What you should do: Search the entries for the word "price". Copy every line where it turns up.

[Data to use — start]

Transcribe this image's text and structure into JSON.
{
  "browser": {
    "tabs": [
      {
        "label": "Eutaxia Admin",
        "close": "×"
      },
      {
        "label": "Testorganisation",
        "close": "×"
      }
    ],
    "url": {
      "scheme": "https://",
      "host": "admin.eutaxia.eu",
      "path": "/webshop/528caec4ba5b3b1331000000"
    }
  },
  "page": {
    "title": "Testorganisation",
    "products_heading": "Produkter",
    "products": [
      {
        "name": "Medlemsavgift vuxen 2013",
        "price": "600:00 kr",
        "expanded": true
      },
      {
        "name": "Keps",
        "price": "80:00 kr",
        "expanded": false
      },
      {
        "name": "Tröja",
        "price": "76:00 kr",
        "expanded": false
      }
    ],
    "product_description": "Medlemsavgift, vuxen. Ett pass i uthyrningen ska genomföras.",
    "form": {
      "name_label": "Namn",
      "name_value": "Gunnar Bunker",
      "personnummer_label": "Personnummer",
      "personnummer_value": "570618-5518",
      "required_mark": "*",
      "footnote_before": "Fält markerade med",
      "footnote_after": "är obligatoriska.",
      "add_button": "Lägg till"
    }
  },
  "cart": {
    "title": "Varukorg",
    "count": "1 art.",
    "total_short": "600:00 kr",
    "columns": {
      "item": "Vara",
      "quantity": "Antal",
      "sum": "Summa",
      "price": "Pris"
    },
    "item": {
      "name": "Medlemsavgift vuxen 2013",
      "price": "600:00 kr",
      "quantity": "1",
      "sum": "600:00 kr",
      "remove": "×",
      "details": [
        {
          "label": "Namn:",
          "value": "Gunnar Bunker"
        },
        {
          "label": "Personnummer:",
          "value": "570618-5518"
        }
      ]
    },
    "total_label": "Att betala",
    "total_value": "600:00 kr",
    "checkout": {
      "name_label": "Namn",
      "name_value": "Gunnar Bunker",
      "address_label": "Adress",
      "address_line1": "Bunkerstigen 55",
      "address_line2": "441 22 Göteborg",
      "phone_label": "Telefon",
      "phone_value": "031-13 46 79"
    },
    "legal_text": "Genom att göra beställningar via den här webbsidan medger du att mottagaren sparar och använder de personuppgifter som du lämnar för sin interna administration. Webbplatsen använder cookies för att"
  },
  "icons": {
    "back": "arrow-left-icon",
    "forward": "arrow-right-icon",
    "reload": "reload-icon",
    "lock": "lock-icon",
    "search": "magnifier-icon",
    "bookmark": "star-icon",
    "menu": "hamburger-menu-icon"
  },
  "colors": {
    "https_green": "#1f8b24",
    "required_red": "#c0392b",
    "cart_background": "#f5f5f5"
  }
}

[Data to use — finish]

Answer to the problem:
        "price": "600:00 kr",
        "price": "80:00 kr",
        "price": "76:00 kr",
      "price": "Pris"
      "price": "600:00 kr",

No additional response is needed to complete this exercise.